-- Robert Baden-Powell was the founder of the Boy Scouts. Their motto is still ‘Be Prepared.’
-- The Man from the Prudential was a term coined by the Prudential Insurance Company for their agents who would sell insurance from door to door. Their business model was to sell very cheap insurance to the working class and their agents would dress the part.
-- The Black and Tans were Englishmen who joined the Irish Constables to try to maintain order during the Irish fight for independence. They became infamous for their attacks on civilians and civilian property in retaliation for actions by the IRA.
-- “Il ne manque que ca” translates as “The only thing that was missing.” In other words, Robert is commenting on what a farce the dinner has turned into.
-- Lady Violet’s comment about Napoleon and the Bourbons is dead on. The Bourbons were the ruling class; Napoleon was the upstart who tried to take power from them.
-- Lord Lochinvar is the hero of the poem Marmion by Sir Walter Scott. He was the most handsome, the most bold, the most, well the most everything.
-- We finally learn how Matthew is connected to the family. His great-great-grandfather was a younger son of the third Earl of Grantham.
-- The girls are all beginning to embrace the new fashions. I am not at all a fan of Sybil’s new haircut, but Mary has the perfect frame for the dresses. She looks stunning in scene after scene, but her wedding dress is glorious.
-- Having been part of the crush at the most recent Royal Wedding, Mary arriving at the church reminds me of that day. Of course, it is important to remember that she is Earl’s eldest daughter and, one day, she will be the Countess. She is the princess of the county.
Robert: “You make it sound very serious.”
Murray: “I’m expressing myself badly if you think it is not serious.”
Lady Violet: “I’m so looking forward to seeing your mother again. When I’m with her, I’m reminded of the virtues of the English.”
Matthew: “But, isn’t she American?”
Lady Violet: “Exactly.”
O’Brien: “Oh yes, we’re all essential until we get sacked.”
Matthew: “We’re brothers-in-law with high minded wives. We better stick together.”
Robert: “Hello, Mama. Can I tempt you to one of these new cocktails?”
Lady Violet: “No, I don’t think so. They look too exciting for so early in the evening. Don’t you think so, Carson?”
Carson: “Better avoided, m’lady.”
Matthew: “I want [Tom] to be my best man.”
Isobel: “Bravo! Well said!”
Sybil: “Do you really mean it?”
Matthew: “I’ve told you before, if we’re mad enough to take on the Crawley girls, we have to stick together.”
Mary: “Thank you, Matthew. Thank you so much.”
Lady Violet: “You weren’t the first drunk in that dining room, I can assure you.”
Tom: “Only the first Republican.”
Lady Violet: “Well, you’ve got me there.”
Tom: “They’re forcing me into a morning coat.”
Matthew: “He has no say in it?”
Lady Violet: “No, he hasn’t. And, nor do you.”
Martha: “Nothing ever alters for you people, does it? Revolutions erupt and monarchies crash to the ground and the groom still cannot see the bride before the wedding.”

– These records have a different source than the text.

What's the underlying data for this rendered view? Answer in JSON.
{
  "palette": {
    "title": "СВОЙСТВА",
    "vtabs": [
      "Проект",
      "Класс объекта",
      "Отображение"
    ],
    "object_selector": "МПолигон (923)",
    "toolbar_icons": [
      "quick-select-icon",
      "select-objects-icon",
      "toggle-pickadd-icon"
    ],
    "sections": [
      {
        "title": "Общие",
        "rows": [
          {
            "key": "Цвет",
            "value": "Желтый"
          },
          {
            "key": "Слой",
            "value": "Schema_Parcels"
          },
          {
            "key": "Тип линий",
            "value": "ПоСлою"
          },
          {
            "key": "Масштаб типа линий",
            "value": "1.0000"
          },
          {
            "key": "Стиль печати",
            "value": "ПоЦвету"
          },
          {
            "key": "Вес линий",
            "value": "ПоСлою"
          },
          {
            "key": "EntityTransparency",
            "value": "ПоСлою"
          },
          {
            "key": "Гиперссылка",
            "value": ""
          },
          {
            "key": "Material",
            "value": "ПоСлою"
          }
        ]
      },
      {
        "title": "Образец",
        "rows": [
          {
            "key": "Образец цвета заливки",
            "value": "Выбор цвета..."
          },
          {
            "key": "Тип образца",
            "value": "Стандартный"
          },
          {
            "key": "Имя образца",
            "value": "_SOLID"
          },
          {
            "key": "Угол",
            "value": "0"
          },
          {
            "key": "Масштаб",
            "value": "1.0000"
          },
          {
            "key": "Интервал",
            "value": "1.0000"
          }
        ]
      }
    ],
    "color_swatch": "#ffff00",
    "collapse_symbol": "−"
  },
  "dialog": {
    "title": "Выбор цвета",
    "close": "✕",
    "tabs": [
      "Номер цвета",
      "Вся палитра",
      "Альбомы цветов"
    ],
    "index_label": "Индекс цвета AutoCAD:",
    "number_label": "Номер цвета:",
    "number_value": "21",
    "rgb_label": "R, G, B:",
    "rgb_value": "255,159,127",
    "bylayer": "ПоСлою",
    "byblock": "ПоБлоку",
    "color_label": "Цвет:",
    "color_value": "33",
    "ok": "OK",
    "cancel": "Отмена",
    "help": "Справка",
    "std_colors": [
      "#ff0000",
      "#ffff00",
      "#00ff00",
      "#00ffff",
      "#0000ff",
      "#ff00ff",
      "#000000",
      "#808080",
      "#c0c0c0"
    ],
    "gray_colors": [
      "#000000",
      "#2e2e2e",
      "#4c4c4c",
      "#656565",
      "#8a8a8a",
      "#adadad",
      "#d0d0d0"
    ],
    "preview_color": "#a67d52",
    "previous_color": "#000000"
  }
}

Lady Violet: “You Americans never understand the importance of tradition.”
Martha: “Yes, we do. We just don’t give it power over us. History and tradition took Europe into a world war. Maybe you should think about letting go of its hand.”

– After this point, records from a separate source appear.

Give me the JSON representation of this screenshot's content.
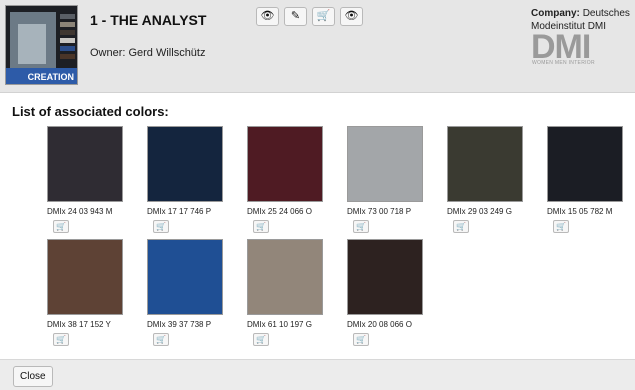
{
  "header": {
    "title": "1 - THE ANALYST",
    "owner_label": "Owner:",
    "owner_name": "Gerd Willschütz",
    "thumbnail_caption": "CREATION",
    "company_label": "Company:",
    "company_name": "Deutsches Modeinstitut DMI",
    "logo_text": "DMI",
    "logo_subtitle": "WOMEN MEN INTERIOR",
    "tools": [
      {
        "icon": "eye-icon",
        "glyph": "👁"
      },
      {
        "icon": "pencil-icon",
        "glyph": "✎"
      },
      {
        "icon": "cart-icon",
        "glyph": "🛒"
      },
      {
        "icon": "eye-slash-icon",
        "glyph": "👁"
      }
    ]
  },
  "section_title": "List of associated colors:",
  "colors": [
    {
      "code": "DMIx 24 03 943 M",
      "hex": "#2f2c33"
    },
    {
      "code": "DMIx 17 17 746 P",
      "hex": "#14253e"
    },
    {
      "code": "DMIx 25 24 066 O",
      "hex": "#4f1b23"
    },
    {
      "code": "DMIx 73 00 718 P",
      "hex": "#a3a6a9"
    },
    {
      "code": "DMIx 29 03 249 G",
      "hex": "#3a3a31"
    },
    {
      "code": "DMIx 15 05 782 M",
      "hex": "#1b1d24"
    },
    {
      "code": "DMIx 38 17 152 Y",
      "hex": "#5e4235"
    },
    {
      "code": "DMIx 39 37 738 P",
      "hex": "#1f4f94"
    },
    {
      "code": "DMIx 61 10 197 G",
      "hex": "#92867a"
    },
    {
      "code": "DMIx 20 08 066 O",
      "hex": "#2d2220"
    }
  ],
  "cart_glyph": "🛒",
  "footer": {
    "close_label": "Close"
  }
}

Anna: “What I see is a good man, m’lady. And, they’re not like buses. There won’t be another along in ten minutes’ time.”